Electronic voting will involve using various biometric methods, such as fingerprints, eyelids, and facial recognition, in addition to voter locator slips with barcodes. When voters arrive at the polling station, they will use their voter slips to confirm their identity. This system aims to prevent unauthorized use of voter locator slips and eliminate the practice of vote stuffing and fake polling stations.
Mr. Mao emphasized that electronic voting will also enable the auditing of election results, addressing the demands from many political parties for election result audits. The machines used for electronic voting will store information about who has reported for voting.
The proposed electronic voting system will come with legal consequences. Presiding officers who declare more votes than the number of ballot papers issued to them will face criminal charges and potential imprisonment.
Mr. Paul Bukenya, the Electoral Commission Spokesperson, welcomed the proposal, stating that it aligns with the need for reforms to promote participation and transparency in elections. He emphasized that this is the opportune time to discuss and enact the necessary laws to implement these reforms.
During the same press conference, Mr. Mao urged all political parties to collaborate in a three-phase transition process as they discuss political change in Uganda. The phases include building consensus, forming a united government, and creating a consultative mechanism.

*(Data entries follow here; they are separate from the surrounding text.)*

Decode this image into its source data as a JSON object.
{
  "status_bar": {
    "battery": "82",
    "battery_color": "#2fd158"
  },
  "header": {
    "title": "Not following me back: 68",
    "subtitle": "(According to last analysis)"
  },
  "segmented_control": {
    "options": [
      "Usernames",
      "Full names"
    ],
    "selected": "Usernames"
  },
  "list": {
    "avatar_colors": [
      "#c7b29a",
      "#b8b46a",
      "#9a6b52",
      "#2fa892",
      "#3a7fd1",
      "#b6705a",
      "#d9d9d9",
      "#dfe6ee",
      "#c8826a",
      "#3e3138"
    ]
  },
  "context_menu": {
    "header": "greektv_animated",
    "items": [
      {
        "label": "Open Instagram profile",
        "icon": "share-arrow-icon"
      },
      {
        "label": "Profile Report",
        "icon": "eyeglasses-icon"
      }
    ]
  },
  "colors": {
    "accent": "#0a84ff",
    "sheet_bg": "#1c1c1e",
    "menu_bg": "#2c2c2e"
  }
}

Electronic voting, also known as e-voting, is a computer-mediated voting system where voters make their selections using a computer. It often involves touch-screen displays and can include audio interfaces for voters with visual impairments. The process includes ballot composition, casting, recording, and tabulation. Several countries, including Australia, Belgium, Brazil, France, Germany, India, Italy, Namibia, the Netherlands, Norway, the United Kingdom, Pakistan, and the Philippines, have already adopted e-voting in their elections.